“This Is Not the Internet”: Joe Budden, Pokemon Go & the Fading Real World
This past weekend some kids, and despite the fact they physically resemble adult human males they were very clearly mental children, decided that it'd be a good idea to roll up on Joe Budden at his house. Undoubtedly they thought they'd capture some sweet video and go viral. It's not exactly the kind of thing that gets you invited onto Ellen, but I'm willing to bet they had visions of chilling poolside with Drake dancing in their heads like sugar plums.
Joe Budden was ready to snuff this kid fksfhsdfjkhsdkfj. pic.twitter.com/8m61bEM2Ao— Persian Papi (@ThatPersianGuy) July 24, 2016
Things did not go as planned, at least initially. While you'd think that as a celebrity Drake wouldn't want to endorse people confronting celebrities in their own homes, we've already seen that Drizzy's a savage when it comes to self-promotion. Drake may still indeed one day invite them onstage during the next OVO Fest, or at least flash some sweet memes on the Jumbo Tron. But in the here and now the world learned a powerful lesson about the potential real life consequences of chasing your viral dreams.
Wait, Joe Really tried to climb into the car? ldlaf;dl;alf;dljakjfdl;ajdaf pic.twitter.com/Zr5zEb4A56— Chris Uño (@CRS_One) July 24, 2016

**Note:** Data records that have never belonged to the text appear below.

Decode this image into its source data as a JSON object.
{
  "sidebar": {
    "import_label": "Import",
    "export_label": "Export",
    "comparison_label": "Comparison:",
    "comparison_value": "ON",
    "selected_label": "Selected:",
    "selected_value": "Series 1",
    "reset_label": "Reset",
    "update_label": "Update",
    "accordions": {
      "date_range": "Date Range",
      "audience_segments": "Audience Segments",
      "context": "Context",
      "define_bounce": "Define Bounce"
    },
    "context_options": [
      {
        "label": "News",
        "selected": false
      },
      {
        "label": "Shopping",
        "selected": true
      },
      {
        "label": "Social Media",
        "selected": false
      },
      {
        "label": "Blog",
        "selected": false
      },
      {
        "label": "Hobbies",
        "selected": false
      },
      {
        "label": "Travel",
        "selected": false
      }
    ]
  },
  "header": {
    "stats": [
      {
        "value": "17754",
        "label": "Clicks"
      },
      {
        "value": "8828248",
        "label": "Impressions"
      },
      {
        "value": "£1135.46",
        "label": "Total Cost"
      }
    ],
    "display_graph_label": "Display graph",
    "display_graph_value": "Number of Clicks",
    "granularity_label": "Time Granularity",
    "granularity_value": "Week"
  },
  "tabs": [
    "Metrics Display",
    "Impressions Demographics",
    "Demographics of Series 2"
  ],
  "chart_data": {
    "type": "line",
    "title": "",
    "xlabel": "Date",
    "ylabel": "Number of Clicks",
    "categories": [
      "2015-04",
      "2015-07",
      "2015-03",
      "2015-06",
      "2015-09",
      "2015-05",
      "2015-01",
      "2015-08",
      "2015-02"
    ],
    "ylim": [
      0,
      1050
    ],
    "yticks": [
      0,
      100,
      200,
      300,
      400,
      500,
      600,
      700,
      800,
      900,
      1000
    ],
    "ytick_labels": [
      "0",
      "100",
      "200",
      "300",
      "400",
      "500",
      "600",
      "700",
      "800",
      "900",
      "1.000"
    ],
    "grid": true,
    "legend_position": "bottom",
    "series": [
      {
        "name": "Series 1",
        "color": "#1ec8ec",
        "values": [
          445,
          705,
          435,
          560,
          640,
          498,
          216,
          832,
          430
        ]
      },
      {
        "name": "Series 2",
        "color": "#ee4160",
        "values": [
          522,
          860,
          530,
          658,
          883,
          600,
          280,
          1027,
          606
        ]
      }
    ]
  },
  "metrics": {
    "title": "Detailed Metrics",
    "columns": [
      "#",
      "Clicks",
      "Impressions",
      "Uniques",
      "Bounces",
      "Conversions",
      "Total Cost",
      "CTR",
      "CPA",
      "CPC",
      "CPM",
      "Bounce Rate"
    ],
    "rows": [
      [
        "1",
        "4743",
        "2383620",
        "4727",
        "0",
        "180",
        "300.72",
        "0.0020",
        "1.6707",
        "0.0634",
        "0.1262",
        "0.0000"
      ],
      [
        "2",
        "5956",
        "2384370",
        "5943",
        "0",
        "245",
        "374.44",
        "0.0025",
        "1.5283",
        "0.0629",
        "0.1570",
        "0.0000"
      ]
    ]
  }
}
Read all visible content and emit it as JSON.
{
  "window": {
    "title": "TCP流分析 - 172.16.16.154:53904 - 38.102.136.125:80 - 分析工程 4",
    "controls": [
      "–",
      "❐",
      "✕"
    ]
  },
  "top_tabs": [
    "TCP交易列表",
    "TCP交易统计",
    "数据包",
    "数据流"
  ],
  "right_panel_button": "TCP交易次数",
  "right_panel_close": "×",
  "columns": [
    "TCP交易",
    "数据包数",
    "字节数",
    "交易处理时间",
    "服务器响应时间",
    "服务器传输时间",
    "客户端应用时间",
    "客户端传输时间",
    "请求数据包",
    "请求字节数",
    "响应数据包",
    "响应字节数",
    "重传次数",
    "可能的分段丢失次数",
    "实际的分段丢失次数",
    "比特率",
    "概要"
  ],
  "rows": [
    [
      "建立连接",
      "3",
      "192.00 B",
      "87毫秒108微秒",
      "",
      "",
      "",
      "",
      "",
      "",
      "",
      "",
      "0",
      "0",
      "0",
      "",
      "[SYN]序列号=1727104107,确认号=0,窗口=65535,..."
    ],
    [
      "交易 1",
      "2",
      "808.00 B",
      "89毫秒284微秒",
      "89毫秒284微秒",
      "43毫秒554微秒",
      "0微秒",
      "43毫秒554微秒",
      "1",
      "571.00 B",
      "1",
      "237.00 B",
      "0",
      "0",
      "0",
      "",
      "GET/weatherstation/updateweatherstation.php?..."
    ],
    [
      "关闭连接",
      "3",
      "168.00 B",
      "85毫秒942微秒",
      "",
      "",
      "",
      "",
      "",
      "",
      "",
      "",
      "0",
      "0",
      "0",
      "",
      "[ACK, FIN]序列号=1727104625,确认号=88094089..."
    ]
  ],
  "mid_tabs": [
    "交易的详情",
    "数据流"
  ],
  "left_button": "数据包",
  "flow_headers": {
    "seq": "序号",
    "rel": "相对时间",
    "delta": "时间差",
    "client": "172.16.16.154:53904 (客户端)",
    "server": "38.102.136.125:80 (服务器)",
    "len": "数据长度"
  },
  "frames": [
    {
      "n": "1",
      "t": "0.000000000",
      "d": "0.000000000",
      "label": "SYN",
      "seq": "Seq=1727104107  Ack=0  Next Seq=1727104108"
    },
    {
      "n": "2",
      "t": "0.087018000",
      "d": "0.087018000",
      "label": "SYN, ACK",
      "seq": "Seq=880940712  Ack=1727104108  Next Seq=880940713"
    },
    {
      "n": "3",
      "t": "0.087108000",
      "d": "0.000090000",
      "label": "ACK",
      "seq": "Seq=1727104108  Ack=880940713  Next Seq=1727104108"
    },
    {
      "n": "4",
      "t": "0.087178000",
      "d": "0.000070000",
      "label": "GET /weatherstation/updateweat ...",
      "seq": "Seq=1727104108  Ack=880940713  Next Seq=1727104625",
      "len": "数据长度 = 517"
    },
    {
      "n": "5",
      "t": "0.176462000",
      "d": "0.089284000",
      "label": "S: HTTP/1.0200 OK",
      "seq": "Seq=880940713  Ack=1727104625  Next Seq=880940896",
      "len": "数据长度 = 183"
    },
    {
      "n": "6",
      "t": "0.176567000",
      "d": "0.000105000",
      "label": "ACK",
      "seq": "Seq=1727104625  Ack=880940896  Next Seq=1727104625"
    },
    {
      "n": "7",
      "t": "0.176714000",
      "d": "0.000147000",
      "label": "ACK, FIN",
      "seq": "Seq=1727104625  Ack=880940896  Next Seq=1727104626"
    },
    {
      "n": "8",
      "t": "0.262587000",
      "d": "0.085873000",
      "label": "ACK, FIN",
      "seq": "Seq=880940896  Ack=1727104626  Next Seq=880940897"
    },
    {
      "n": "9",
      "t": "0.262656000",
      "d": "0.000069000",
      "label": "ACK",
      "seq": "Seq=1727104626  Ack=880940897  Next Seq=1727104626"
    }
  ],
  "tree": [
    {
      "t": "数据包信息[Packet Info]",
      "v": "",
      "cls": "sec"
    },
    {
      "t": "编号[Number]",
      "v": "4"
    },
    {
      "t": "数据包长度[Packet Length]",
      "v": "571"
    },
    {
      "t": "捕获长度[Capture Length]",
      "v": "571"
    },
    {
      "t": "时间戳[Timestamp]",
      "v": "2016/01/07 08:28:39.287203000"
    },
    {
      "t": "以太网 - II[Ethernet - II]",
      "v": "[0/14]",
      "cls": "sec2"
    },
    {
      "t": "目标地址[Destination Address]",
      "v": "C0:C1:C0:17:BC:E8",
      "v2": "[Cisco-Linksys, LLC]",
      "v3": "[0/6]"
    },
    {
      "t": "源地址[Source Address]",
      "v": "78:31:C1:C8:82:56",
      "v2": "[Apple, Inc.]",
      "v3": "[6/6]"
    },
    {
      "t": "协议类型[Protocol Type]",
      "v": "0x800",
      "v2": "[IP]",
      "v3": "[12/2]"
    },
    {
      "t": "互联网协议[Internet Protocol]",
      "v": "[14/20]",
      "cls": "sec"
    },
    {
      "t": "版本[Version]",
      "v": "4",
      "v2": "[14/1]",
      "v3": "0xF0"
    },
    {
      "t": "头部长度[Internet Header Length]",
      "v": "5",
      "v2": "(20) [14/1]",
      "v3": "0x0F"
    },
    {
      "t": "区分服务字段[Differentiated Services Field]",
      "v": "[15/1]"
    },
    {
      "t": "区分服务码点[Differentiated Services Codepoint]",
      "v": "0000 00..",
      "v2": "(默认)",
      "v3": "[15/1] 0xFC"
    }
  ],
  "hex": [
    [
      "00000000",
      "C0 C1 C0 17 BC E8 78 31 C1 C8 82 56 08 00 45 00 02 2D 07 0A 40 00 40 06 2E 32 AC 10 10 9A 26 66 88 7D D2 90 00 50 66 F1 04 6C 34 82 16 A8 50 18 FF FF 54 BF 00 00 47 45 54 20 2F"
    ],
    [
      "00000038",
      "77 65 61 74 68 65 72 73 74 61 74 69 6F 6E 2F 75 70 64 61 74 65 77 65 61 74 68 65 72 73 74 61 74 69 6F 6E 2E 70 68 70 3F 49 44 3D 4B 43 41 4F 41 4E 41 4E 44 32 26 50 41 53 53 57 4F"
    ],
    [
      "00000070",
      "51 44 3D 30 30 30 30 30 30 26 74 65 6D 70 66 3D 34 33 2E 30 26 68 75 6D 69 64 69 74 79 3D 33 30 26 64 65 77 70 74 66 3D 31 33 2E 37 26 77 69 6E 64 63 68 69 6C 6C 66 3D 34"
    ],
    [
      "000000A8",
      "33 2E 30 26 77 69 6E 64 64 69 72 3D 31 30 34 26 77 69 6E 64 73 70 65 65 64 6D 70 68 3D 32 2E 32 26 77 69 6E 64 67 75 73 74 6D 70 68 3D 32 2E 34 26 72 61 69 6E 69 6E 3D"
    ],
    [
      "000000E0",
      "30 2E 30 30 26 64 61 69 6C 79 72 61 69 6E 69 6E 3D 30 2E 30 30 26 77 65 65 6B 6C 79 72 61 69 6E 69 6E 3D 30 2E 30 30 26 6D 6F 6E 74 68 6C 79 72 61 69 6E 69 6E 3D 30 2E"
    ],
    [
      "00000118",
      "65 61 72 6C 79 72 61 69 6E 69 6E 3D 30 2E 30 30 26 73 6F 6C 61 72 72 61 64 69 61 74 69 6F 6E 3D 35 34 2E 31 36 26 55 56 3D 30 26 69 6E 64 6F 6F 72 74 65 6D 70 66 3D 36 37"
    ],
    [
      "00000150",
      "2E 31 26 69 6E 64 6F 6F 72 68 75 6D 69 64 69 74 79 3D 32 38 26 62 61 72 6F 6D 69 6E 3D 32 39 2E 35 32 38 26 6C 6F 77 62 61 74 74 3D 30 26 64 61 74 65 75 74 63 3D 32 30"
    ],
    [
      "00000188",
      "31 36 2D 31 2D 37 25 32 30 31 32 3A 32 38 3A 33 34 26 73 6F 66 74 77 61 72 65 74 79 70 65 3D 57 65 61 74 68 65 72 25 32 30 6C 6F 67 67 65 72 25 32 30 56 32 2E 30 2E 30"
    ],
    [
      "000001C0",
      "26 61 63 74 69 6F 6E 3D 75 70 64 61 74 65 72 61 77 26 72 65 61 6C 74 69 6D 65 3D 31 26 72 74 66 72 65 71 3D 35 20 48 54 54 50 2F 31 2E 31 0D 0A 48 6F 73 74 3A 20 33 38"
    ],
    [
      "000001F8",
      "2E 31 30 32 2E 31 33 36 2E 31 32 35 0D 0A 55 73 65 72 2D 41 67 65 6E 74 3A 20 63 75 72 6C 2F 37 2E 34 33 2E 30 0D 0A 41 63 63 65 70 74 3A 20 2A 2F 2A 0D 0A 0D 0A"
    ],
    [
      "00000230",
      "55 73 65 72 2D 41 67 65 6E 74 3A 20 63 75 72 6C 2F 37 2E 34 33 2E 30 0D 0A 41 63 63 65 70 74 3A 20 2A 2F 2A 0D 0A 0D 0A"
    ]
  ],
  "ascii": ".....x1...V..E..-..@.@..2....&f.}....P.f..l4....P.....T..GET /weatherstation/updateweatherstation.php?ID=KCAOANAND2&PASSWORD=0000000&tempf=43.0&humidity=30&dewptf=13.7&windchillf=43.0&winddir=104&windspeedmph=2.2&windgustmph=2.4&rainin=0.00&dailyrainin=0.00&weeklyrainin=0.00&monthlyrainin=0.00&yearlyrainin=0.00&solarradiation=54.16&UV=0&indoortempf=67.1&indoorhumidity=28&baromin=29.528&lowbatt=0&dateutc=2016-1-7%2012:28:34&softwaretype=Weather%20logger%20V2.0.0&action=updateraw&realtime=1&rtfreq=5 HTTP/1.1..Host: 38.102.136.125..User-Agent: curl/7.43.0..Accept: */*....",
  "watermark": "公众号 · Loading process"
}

"This is not the internet. I will kill one of you."
Or did it?
Watching these events unfold I instantly thought of Pokemon Go, a game that's blurred the lines between the real world and the world of the phone more closely than ever. These kids really thought they were about to come up and capture Budden on their phones like he was a rare Ditto. And just like having an angry New Jersey rapper banging on your car with rocks, Pokemon Go has already lead to multiple robberies and near shootings.
Nintendo's only the symptom though, not the disease. Prank videos have made "It's just a prank bro!" a terrified catchphrase as familiar to the younger generation as "Did I do that?" was in my time, and artists of all genres regularly encourage their fans to view themselves as active participants in their music; not "fans" at all but equals, advocates, members of a hive, defenders of the faith.
It's not so much that those raised with the internet fully enmeshed into every aspect of their lives confuse the online world and the real world, that would require a level of true psychosis that very few possess, it's that the rewards of the online world have come to outweigh the rewards of the real world for many.
When Drake fans called the Philly DA begging them to arrest and charge Meek Mill it was because an active part of the story that was blowing up their Twitter timelines felt like it mattered more than the life of an actual person, and as dumb as these kids obviously were, I have to believe they didn't think rolling up on Budden was a perfectly safe plan. They just assumed any conflict would be worth the attention. They'd just "it's a prank bro!" their way out of any situation and it would only matter on the internet for a day or two, if that long. They were right - they emerged unscathed and kicked off a meme. What bigger "real world" reward is there in 2016?
I'm no technology alarmist. Every generation believes it lived in the last glorious time before the world turned for the worse, and it wasn't that long ago my mother was refusing to get cable for my brother and I because TV would assuredly rot our brains. If we had YouTube growing up, we would have been no different. But watch that video again. Listen to the way the kid in the driver's seat apologizes, immediately understands he's made a mistake. And then listen to the kid in the backseat, the one with the phone, the one who absurdly keeps shouting out his Twitter handle even as a man bangs rocks against his window and threatens to kill him.
The kid in the driver's seat gives me hope, the one holding the phone makes me believe the apocalypse is already here. Let's just hope the next generation is willing to live life in the driver's seat, and that while they're driving, they don't have one hand on the wheel and the other scanning for Pokemon...or rappers.
UPDATE: Drake followed the kids who ran up on Joe, which is beyond stupid - you think he'd recognize that encouraging people to run up on celebrities, including himself, is only going to end poorly - but apparently his pettiness knows no bounds.
By Nathan S, the managing editor of DJBooth and a hip-hop writer. His beard is awesome. This is his Twitter.